The nut picking in early September was all set to be a success. We had a fun filled Saturday searching the forest for hazelnuts and came home with a huge carrier bag of them. Obviously we are aware that these nuts feed many of the forests animals so only took a couple from each tree rather than stripping it. I spread the nuts out on newspaper and put them in the cupboard under the stairs inside a large old drawer. Excellent, we are foraging baby! Except that when I checked them last week I could see most of the nuts had holes in them and there were some very large maggots in the bottom of the drawer. Eeeewww.
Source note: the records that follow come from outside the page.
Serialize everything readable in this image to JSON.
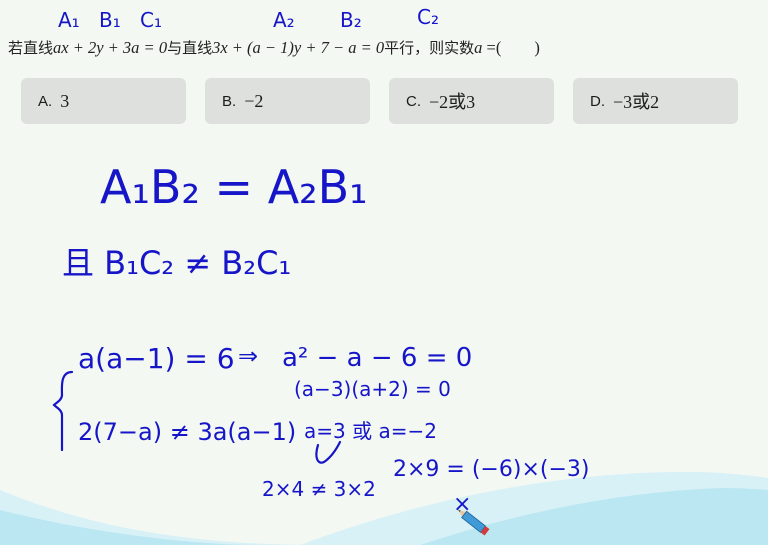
{
  "question": {
    "prefix_cn": "若直线",
    "line1": "ax + 2y + 3a = 0",
    "mid_cn": "与直线",
    "line2": "3x + (a − 1)y + 7 − a = 0",
    "suffix_cn": "平行，则实数",
    "var": "a",
    "blank": " =(　　)"
  },
  "options": [
    {
      "letter": "A.",
      "value": "3"
    },
    {
      "letter": "B.",
      "value": "−2"
    },
    {
      "letter": "C.",
      "value": "−2或3"
    },
    {
      "letter": "D.",
      "value": "−3或2"
    }
  ],
  "annotations": {
    "coef_labels": [
      "A₁",
      "B₁",
      "C₁",
      "A₂",
      "B₂",
      "C₂"
    ],
    "condition_1": "A₁B₂ = A₂B₁",
    "condition_2": "且 B₁C₂ ≠ B₂C₁",
    "eq_1": "a(a−1) = 6",
    "implies": "⇒",
    "quadratic": "a² − a − 6 = 0",
    "factored": "(a−3)(a+2) = 0",
    "roots": "a=3 或 a=−2",
    "eq_2": "2(7−a) ≠ 3a(a−1)",
    "check_1": "2×4 ≠ 3×2",
    "check_2": "2×9 = (−6)×(−3)",
    "reject_mark": "×"
  },
  "colors": {
    "ink": "#1616c8",
    "background": "#f4f8f3",
    "option_bg": "#dde0dc",
    "wave_light": "#d6f0f6",
    "wave_dark": "#b8e6f3"
  }
}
Just eeewww. A quick debugging and google later and I found that if you pop the nuts in a bowl of lukewarm water the ones that sink are good and the ones that float are rotten/not edible. I am unsure what we are going to do with the 20 or so hazelnuts that we managed to save. I don't think the Christmas nut roast with hand picked hazelnuts is going to be quite as large (or indeed hand picked!) as planned. The photo below shows all that is left of our 'stash' 

So, I think we can safely say we have not got off to the most successful start! However, Autumn is upon us. This brings new goodies to forage- CHESTNUTS! And so last weekend we went in search of new loot. I had once again asked Google who reliably told me that if the spiky, green shell has fallen to the floor the chestnuts are ready to be picked. Not so it turns out. They were still very small and very white. Oh well, give it a few weeks and I am sure we will have some success!
If you would like to have a go at foraging chestnuts I found this page really helpful: http://www.self-sufficient.co.uk/Sweet-Chestnuts.htm
If you have any tips I would be more than grateful for them- please post below! 

This link takes you to a guide about about more unusual foods to forage: http://www.theecologist.org/green_green_living/food_and_drink/815671/top_10_foods_to_forage.html

And whilst this is a guide to foraging in September I think Nature will forgive us being out by a day or two. But if you want to make use of it you need to start soon! http://www.countryfile.com/countryside/top-10-foods-forage-september

Despite our lack of success this year it has been fun, it has been free and it has definitely been an education for all three of us. We have spent many free days out that have been enjoyed by all. It really does bring out the hunter-gatherer in you! Next year we will approach this with a little more organisation and common sense (we will also check we like the food we forage shall we Mr Frugal?) 

The surviving nuts: